### Exercise directions
All of the entries need to be printed again exactly; pictures are the only thing to omit.
(Data listing)
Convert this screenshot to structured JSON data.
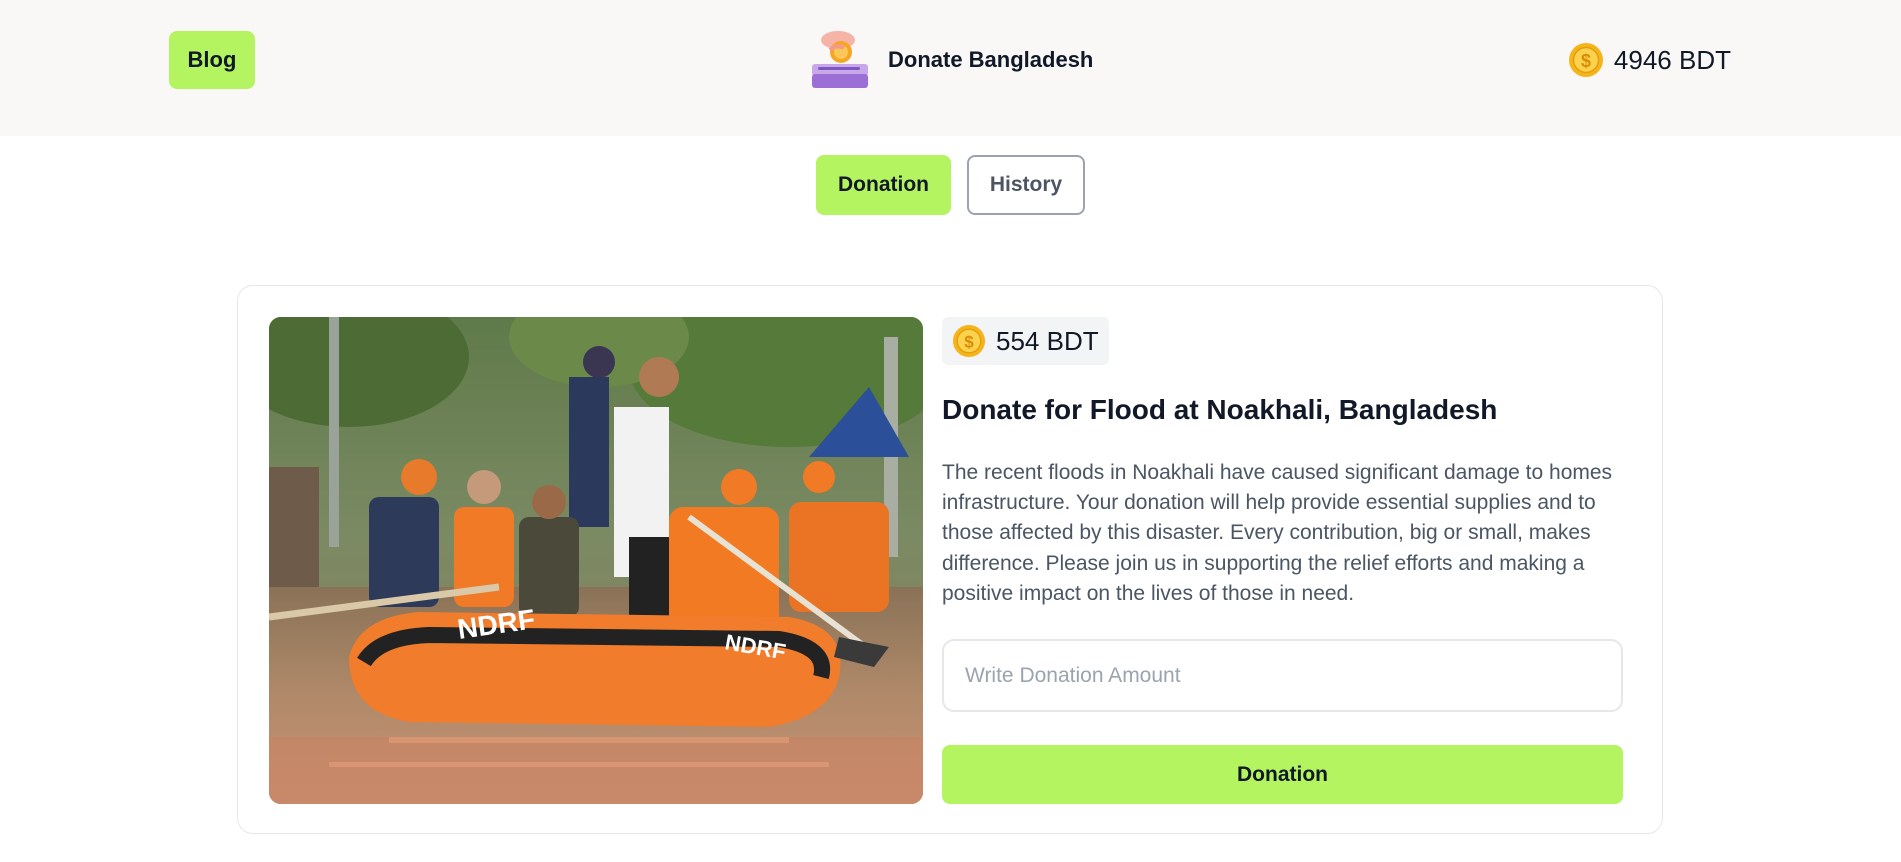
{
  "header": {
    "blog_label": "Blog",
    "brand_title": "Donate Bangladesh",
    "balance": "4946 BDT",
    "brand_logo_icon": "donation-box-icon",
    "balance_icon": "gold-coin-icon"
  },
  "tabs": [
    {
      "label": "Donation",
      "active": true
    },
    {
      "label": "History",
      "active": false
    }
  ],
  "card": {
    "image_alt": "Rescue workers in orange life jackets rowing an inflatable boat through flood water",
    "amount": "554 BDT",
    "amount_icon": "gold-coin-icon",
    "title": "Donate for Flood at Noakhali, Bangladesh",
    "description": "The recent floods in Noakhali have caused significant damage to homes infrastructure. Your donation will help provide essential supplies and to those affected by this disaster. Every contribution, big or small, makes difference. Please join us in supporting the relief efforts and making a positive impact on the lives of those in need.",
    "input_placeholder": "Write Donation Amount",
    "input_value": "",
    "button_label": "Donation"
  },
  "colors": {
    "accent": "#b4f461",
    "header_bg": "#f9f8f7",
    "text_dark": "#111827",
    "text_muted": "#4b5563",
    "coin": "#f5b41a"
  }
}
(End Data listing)
### Reply to the exercise
Convert this screenshot to structured JSON data.
{
  "header": {
    "blog_label": "Blog",
    "brand_title": "Donate Bangladesh",
    "balance": "4946 BDT",
    "brand_logo_icon": "donation-box-icon",
    "balance_icon": "gold-coin-icon"
  },
  "tabs": [
    {
      "label": "Donation",
      "active": true
    },
    {
      "label": "History",
      "active": false
    }
  ],
  "card": {
    "image_alt": "Rescue workers in orange life jackets rowing an inflatable boat through flood water",
    "amount": "554 BDT",
    "amount_icon": "gold-coin-icon",
    "title": "Donate for Flood at Noakhali, Bangladesh",
    "description": "The recent floods in Noakhali have caused significant damage to homes infrastructure. Your donation will help provide essential supplies and to those affected by this disaster. Every contribution, big or small, makes difference. Please join us in supporting the relief efforts and making a positive impact on the lives of those in need.",
    "input_placeholder": "Write Donation Amount",
    "input_value": "",
    "button_label": "Donation"
  },
  "colors": {
    "accent": "#b4f461",
    "header_bg": "#f9f8f7",
    "text_dark": "#111827",
    "text_muted": "#4b5563",
    "coin": "#f5b41a"
  }
}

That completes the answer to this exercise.